PENSACOLA–Baptism is a special act of obedience for those who choose to follow Jesus, symbolizing the death of an old sin-filled life, and the newness of life found in Christ. By its very nature, baptism takes a personal decision and makes it public.
But during this time with the threat of a highly contagious virus, churches are being a little more cautious with all their activities, including baptisms.
For Pensacola’s Hillcrest Baptist Church that means social distancing and limiting the number of people in the baptismal waiting areas. Precautions also include spreading out the number of baptisms per week, but not hindering them altogether.
There has been no shortage of decisions for Christ during these uncertain times.
Pastor Jim Locke recalled visiting with a senior adult woman several weeks ago “who was the ‘one’ of a Hillcrest member as a result of our ‘Who’s Your One?’ emphasis.” The member had built a great relationship with her friend, he said, “but asked if I could help articulate the plan of salvation with her, and I was delighted to do so.”

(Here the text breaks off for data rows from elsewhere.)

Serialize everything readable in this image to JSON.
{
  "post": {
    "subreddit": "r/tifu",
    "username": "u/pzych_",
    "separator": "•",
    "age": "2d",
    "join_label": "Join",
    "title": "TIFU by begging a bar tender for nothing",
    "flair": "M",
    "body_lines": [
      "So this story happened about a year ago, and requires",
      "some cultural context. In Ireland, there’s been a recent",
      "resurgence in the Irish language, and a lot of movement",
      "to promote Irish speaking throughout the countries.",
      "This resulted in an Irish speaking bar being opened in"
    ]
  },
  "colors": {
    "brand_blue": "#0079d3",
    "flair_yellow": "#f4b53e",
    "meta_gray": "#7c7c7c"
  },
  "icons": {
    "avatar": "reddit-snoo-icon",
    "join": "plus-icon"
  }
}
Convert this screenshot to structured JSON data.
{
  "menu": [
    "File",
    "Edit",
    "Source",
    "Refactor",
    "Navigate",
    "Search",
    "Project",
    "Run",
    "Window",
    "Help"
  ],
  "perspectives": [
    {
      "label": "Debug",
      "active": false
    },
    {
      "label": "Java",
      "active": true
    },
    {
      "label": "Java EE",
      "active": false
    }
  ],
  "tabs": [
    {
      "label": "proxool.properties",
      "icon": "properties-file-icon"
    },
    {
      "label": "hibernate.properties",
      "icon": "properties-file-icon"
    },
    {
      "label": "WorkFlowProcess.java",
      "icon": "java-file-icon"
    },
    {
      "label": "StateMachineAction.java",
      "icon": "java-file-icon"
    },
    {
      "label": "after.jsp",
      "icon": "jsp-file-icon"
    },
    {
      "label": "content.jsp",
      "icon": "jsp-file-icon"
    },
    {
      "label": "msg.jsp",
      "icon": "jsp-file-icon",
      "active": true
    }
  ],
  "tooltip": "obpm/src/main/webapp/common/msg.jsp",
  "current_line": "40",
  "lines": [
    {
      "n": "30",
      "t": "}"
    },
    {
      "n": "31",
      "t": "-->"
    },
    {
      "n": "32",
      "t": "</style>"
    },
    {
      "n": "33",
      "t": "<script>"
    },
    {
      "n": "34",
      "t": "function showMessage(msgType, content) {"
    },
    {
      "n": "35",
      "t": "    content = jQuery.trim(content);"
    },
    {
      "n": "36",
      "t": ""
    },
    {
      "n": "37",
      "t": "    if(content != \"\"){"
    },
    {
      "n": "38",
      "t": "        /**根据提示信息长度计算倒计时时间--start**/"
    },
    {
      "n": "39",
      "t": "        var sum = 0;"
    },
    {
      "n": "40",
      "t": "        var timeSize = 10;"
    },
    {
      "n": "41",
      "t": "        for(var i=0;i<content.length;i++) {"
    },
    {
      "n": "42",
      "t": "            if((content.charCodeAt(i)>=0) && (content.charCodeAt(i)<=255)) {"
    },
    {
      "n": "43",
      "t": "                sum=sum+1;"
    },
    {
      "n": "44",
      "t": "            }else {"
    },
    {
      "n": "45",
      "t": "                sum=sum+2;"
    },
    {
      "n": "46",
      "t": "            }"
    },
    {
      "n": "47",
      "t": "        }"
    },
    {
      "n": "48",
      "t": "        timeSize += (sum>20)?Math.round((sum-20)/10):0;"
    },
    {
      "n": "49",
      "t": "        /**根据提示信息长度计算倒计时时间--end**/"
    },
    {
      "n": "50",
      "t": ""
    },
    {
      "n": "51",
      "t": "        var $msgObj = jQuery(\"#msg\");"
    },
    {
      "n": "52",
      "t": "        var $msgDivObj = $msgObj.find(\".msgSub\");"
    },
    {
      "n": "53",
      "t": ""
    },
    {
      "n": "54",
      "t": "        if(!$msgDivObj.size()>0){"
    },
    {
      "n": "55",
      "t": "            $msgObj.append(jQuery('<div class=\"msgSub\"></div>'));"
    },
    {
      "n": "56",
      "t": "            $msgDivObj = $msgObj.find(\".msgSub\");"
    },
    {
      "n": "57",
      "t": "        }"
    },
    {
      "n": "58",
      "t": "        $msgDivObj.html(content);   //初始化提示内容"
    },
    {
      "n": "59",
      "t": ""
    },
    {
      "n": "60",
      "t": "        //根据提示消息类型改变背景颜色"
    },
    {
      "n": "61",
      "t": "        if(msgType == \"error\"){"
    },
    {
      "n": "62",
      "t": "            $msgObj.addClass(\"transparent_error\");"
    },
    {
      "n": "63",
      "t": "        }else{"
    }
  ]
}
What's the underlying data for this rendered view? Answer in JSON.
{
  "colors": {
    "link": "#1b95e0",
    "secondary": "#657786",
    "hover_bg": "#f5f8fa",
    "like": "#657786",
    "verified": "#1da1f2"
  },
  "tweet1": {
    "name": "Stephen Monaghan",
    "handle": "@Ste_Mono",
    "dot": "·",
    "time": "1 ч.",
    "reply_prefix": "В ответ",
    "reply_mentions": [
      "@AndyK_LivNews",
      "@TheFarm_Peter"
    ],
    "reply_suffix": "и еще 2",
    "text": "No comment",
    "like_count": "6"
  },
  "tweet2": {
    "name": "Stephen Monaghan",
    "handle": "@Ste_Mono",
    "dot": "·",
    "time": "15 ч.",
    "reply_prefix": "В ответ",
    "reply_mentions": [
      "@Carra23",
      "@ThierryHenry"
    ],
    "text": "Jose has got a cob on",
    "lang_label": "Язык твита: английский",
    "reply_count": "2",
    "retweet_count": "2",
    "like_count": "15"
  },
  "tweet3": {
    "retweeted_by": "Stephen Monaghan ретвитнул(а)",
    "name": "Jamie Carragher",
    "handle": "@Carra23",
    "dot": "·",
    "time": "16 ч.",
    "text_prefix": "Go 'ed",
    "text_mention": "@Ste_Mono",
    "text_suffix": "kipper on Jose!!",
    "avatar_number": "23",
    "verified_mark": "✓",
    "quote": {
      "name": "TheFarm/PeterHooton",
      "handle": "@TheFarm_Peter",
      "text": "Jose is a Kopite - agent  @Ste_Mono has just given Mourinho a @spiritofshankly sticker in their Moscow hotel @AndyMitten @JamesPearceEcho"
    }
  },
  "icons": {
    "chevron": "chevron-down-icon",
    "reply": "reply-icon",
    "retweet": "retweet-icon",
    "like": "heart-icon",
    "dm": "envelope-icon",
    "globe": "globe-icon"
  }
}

The third Sunday in August is typically a Baptism Celebration at Hillcrest, when the church sponsors mass baptisms on the beach. This year, however, pandemic-related rules about large crowds on the beach canceled their oceanside plans.
Instead, 11 people with pre-scheduled baptisms stirred baptismal waters that day across several of Hillcrest’s campuses. A 12th person–a man– came forward that day.
“He indicated that he felt convicted during the first service, needed to respond to the message of repentance and salvation, and then, in regards baptism,” the pastor recalled. The new believer then asked the pastor, “Why would I wait.”
He was baptized at the end of the second service.
Jonathan Russell, pastor of First Baptist Church in Milton, has seen several life-altering decisions since March, when the pandemic first arrived.
“I recently preached a series from 1 John,” said Russell. “The stated goal of each message was to provide a space for the Holy Spirit to bring each person who heard it to either a point of conviction–for those who did not have a relationship with Christ–or a point of comfort–for those who had a relationship with Christ to be assured of that relationship.”
For one member, conviction set in as she listened online to the first message in the series.
“Though she considered herself a ‘good’ person, the Holy Spirit brought her to a point of conviction where she realized she was basing her relationship with Christ on her works for him, not his work for her,” the pastor explained.
She chose to trust in the Lord completely and follow through in baptism, he reported.
A few days later, a young woman met with Pastor Russell to tell him that she was unsure of her salvation. She had been baptized in her teenage years, she explained, but came to understand later the baptism came from peer pressure and never signified a personal decision to follow the Lord.
“During this series through 1 John, she came to the realization that she had not repented of her sins when she was first baptized. She recalled a time during the summer when she truly repented, and she wanted to be baptized as a testimony of how her sins were buried and how God had given her new life,” Russell said.
In this COVID-19 world, baptism remains ever important as life continues to look different and unpredictable with each passing day.
“As people look at the tension that exists in our culture with racial injustice, a hostile political climate, and a worldwide pandemic, they are seeking something that is stable, unchanging, and reliable,” Russell said.
“It seems the only place they can find such a reality is from a posture of faith, because our God and his Word are indeed the only unchanging realities in an ever-changing world.”